This article covers Data Backup Software for Linux. Data Backup and Protection are key concerns of many users, companies, and organizations. For this purpose, many data backup and data protection systems have been introduced and still many are being developed every day, deciding to choose and select the best and most suitable platform meeting needs and requirements. Each tool offers enhanced and state-of-the-art capabilities to provide the utmost data protection and data backup.
All the listed and discussed backup software, i.e., Acronis, Nakivo, IDrive, MSP360, and Backblaze assure utmost performance and are acclaimed by its users.
However, the task of selecting one tool among the top five best-listed backup software solely depends on user requirements and expectations from the backup tool along with the cost one is willing to spend on the backup software.
Other than that, each tool listed provides commendable features and data protection services.
What to look for when choosing backup software for an enterprise?
Make sure the following features are supported backup software you deploy:
1. Open source software – You must use software for which the original source code is made freely available and may be and modified. This ensures that you can recover your data in case vendor/project stopped working on software or refused to provide patches.
2. Cross-platform support – Make sure backup software works well on the OS deployed on all desktop and server operating systems.
3. Data format – Open data format ensures that you can recover data in case vendor or project stopped working on software.
4. Autochangers – Autochangers are nothing but a variety of backup devices, including library, near-line storage, and autoloader.
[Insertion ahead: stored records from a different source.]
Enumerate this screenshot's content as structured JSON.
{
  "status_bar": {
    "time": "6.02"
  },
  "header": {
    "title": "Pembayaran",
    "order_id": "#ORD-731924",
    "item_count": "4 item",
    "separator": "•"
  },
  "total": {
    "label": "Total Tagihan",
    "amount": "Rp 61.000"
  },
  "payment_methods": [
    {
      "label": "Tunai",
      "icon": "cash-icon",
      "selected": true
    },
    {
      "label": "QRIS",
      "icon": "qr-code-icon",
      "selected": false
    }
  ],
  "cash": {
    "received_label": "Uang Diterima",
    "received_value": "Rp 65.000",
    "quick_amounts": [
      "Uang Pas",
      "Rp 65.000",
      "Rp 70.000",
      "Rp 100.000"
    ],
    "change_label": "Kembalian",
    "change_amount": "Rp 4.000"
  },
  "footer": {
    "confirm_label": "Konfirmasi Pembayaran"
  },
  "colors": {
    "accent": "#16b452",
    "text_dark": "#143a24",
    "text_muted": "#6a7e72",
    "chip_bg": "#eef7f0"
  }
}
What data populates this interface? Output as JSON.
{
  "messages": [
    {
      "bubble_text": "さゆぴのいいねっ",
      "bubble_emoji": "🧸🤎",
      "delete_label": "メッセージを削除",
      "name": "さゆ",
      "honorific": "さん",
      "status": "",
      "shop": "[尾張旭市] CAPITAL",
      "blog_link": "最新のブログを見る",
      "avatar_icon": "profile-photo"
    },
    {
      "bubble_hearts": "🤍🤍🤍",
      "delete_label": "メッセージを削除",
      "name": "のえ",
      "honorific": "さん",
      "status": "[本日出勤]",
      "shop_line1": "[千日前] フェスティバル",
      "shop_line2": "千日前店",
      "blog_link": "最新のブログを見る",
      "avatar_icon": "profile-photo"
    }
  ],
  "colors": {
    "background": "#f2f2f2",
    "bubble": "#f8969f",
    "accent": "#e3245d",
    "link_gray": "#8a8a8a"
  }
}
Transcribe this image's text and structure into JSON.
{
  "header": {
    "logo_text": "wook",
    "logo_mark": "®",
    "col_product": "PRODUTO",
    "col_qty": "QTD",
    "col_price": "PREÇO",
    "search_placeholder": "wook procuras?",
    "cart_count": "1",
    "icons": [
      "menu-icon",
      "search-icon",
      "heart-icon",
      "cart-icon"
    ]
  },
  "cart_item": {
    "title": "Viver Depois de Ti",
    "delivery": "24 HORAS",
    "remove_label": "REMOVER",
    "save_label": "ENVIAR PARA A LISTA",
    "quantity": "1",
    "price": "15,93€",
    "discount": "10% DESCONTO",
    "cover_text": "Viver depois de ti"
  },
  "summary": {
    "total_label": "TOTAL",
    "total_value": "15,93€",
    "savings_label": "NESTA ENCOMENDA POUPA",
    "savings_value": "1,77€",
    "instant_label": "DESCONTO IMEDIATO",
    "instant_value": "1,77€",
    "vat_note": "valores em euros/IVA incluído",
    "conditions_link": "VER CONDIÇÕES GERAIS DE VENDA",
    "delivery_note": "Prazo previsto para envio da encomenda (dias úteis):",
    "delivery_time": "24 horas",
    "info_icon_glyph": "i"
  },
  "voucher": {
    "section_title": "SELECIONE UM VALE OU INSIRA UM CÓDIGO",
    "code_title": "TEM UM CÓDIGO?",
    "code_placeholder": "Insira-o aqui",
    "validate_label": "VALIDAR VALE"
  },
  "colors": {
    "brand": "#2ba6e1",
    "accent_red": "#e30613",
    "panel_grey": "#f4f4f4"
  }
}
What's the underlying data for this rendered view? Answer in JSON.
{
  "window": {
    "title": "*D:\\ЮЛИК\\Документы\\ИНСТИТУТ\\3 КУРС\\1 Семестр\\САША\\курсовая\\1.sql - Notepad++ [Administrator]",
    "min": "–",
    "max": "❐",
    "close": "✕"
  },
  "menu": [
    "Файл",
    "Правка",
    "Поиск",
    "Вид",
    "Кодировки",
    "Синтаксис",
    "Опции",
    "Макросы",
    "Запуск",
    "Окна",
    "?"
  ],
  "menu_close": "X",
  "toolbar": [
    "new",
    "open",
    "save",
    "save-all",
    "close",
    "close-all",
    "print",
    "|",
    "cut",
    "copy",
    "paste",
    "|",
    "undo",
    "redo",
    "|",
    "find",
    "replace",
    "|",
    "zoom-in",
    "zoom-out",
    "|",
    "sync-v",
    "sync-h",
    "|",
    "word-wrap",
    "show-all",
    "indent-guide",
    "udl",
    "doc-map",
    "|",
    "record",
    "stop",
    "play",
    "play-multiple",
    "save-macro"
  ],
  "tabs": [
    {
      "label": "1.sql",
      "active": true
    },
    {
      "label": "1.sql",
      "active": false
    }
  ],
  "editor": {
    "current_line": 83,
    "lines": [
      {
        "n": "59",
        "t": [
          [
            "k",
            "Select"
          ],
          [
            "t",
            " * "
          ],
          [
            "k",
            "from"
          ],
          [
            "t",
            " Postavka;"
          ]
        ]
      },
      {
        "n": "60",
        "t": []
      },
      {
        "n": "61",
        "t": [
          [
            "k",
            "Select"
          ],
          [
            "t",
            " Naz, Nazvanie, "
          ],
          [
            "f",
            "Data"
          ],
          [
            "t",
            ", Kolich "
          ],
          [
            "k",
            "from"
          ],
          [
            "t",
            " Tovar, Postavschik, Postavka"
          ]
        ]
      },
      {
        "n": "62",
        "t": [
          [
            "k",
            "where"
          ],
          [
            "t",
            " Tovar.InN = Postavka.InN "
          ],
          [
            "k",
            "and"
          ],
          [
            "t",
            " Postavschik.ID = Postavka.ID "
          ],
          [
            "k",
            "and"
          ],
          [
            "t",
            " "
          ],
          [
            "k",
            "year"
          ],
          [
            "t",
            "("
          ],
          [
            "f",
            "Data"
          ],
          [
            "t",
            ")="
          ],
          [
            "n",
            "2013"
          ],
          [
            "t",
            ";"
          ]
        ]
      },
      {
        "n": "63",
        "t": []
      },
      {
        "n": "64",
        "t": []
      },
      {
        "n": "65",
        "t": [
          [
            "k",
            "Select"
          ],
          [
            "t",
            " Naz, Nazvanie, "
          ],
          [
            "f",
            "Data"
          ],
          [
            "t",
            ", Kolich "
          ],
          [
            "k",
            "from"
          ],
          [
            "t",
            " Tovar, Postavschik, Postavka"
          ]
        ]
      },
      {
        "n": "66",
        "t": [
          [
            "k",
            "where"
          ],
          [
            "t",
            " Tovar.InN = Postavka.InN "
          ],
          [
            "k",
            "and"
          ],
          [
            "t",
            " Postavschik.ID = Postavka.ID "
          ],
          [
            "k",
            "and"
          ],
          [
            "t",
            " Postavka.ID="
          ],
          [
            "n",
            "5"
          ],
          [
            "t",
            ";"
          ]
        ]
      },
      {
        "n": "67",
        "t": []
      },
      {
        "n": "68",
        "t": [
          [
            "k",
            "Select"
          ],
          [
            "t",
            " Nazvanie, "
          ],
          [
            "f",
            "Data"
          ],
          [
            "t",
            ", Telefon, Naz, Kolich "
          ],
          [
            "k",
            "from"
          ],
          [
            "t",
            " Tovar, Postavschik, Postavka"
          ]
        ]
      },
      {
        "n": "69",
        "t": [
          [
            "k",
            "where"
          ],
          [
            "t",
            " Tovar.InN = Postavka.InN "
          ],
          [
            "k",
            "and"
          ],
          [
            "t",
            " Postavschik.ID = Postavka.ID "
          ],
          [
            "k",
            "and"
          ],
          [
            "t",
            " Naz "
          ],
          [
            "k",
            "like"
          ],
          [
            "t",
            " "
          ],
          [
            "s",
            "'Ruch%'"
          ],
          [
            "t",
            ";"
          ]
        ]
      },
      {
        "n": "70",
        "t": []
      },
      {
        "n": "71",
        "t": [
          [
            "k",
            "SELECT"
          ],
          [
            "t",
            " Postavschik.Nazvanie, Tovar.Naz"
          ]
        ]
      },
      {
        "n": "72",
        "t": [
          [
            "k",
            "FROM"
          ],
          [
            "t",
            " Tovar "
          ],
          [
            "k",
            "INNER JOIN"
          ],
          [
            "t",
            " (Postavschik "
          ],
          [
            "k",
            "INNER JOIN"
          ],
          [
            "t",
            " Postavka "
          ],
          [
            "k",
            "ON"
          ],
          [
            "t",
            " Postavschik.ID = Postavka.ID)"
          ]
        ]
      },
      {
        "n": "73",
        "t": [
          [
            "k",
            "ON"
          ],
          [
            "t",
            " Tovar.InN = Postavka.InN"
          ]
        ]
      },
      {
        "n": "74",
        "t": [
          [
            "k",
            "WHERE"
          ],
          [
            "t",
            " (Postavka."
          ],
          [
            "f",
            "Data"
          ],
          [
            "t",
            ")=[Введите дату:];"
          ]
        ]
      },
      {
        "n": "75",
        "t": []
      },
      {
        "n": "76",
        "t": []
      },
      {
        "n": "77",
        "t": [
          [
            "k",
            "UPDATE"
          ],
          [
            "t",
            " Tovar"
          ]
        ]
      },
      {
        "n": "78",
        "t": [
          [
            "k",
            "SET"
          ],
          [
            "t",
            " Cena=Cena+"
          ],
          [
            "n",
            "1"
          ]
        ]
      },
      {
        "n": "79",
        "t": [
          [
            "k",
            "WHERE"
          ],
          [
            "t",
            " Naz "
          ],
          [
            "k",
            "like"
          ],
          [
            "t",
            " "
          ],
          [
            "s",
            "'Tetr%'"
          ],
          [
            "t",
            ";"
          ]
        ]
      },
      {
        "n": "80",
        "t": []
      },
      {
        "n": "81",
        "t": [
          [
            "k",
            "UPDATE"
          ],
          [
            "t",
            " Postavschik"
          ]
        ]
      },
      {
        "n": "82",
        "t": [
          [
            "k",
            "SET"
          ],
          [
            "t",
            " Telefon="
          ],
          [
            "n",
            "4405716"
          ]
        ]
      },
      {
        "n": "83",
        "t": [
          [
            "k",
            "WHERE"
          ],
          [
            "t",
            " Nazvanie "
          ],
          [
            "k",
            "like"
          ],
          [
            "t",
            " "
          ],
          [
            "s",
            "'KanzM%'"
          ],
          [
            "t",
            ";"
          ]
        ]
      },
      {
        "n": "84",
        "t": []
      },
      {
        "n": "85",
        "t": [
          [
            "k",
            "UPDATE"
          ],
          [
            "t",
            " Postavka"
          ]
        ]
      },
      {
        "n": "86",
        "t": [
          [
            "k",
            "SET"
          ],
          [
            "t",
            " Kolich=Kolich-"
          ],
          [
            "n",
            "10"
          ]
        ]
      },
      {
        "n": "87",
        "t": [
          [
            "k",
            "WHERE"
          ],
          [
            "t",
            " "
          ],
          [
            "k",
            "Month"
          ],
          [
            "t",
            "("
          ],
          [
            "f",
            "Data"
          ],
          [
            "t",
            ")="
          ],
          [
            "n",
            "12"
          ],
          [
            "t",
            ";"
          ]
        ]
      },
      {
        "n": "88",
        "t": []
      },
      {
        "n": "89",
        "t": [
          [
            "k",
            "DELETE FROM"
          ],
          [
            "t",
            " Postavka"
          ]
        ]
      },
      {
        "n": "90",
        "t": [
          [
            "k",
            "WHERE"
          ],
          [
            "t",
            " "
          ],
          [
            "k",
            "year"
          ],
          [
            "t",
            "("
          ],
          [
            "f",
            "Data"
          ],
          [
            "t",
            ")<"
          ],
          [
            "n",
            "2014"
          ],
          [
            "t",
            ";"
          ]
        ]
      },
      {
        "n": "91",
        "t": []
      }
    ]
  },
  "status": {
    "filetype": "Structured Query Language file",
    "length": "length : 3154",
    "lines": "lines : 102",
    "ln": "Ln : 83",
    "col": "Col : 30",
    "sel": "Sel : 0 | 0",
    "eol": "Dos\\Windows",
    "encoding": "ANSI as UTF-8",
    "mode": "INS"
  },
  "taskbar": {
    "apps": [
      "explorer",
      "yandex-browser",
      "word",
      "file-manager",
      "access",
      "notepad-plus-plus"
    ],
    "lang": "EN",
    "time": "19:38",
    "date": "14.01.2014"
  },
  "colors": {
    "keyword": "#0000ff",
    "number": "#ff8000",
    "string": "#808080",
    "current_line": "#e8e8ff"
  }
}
Autochangers allows you to automate the task of loading, mounting, and labeling backup media such as tape.
5. Backup media – Make sure you can backup data on tape, disk, DVD and in cloud storage such as AWS.
6. Encryption datastream – Make sure all client-to-server traffic will be encrypted to ensure transmission integrity over the LAN/WAN/Internet.
7. Database support – Make sure backup software can backup database server such as MySQL or Oracle.
8. Backup span multiple volumes – Backup software can split each backup (dumpfile) into a series of parts, allowing for different parts to existing on different volumes. This ensures that large backups (such as 100TB file) can be stored on larger than a single backup device such as disk or tape volume.
9. VSS (Volume Shadow Copy) – It is Microsoft's Volume Shadow Copy Service (VSS) and it is used to create snapshots of data that is to be backed up. Make sure backup software support VSS for MS-Windows client/server.
10. Deduplication – It is a data compression technique for eliminating duplicate copies of repeating data (for example, images).
11. License and cost – Make sure you understand and use of open source license under which the original backup software is made available to you.
12. Commercial support – Open source software can provide community based (such as email list or fourm) or professional (such as subscriptions provided at additional cost) based support. You can use paid professional support for training and consulting purpose.
13. Reports and alerts – Finally, you must able to see backup reports, current job status, and get alert when something goes wrong while making backups.